[Start of Attachment]

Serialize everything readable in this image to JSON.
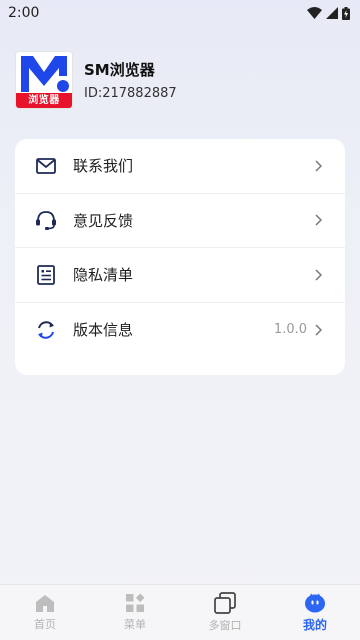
{
  "status_bar": {
    "time": "2:00"
  },
  "profile": {
    "logo_band_text": "浏览器",
    "app_name": "SM浏览器",
    "app_id": "ID:217882887"
  },
  "menu": {
    "items": [
      {
        "label": "联系我们",
        "icon": "mail-icon",
        "value": ""
      },
      {
        "label": "意见反馈",
        "icon": "headset-icon",
        "value": ""
      },
      {
        "label": "隐私清单",
        "icon": "document-list-icon",
        "value": ""
      },
      {
        "label": "版本信息",
        "icon": "refresh-icon",
        "value": "1.0.0"
      }
    ]
  },
  "bottom_nav": {
    "items": [
      {
        "label": "首页",
        "icon": "home-icon"
      },
      {
        "label": "菜单",
        "icon": "grid-menu-icon"
      },
      {
        "label": "多窗口",
        "icon": "windows-icon"
      },
      {
        "label": "我的",
        "icon": "profile-face-icon"
      }
    ]
  },
  "colors": {
    "accent": "#2c66f2",
    "brand_red": "#e8132b",
    "brand_blue": "#1f46e8"
  }
}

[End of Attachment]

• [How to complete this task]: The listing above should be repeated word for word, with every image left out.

• [Task output]:
Serialize everything readable in this image to JSON.
{
  "status_bar": {
    "time": "2:00"
  },
  "profile": {
    "logo_band_text": "浏览器",
    "app_name": "SM浏览器",
    "app_id": "ID:217882887"
  },
  "menu": {
    "items": [
      {
        "label": "联系我们",
        "icon": "mail-icon",
        "value": ""
      },
      {
        "label": "意见反馈",
        "icon": "headset-icon",
        "value": ""
      },
      {
        "label": "隐私清单",
        "icon": "document-list-icon",
        "value": ""
      },
      {
        "label": "版本信息",
        "icon": "refresh-icon",
        "value": "1.0.0"
      }
    ]
  },
  "bottom_nav": {
    "items": [
      {
        "label": "首页",
        "icon": "home-icon"
      },
      {
        "label": "菜单",
        "icon": "grid-menu-icon"
      },
      {
        "label": "多窗口",
        "icon": "windows-icon"
      },
      {
        "label": "我的",
        "icon": "profile-face-icon"
      }
    ]
  },
  "colors": {
    "accent": "#2c66f2",
    "brand_red": "#e8132b",
    "brand_blue": "#1f46e8"
  }
}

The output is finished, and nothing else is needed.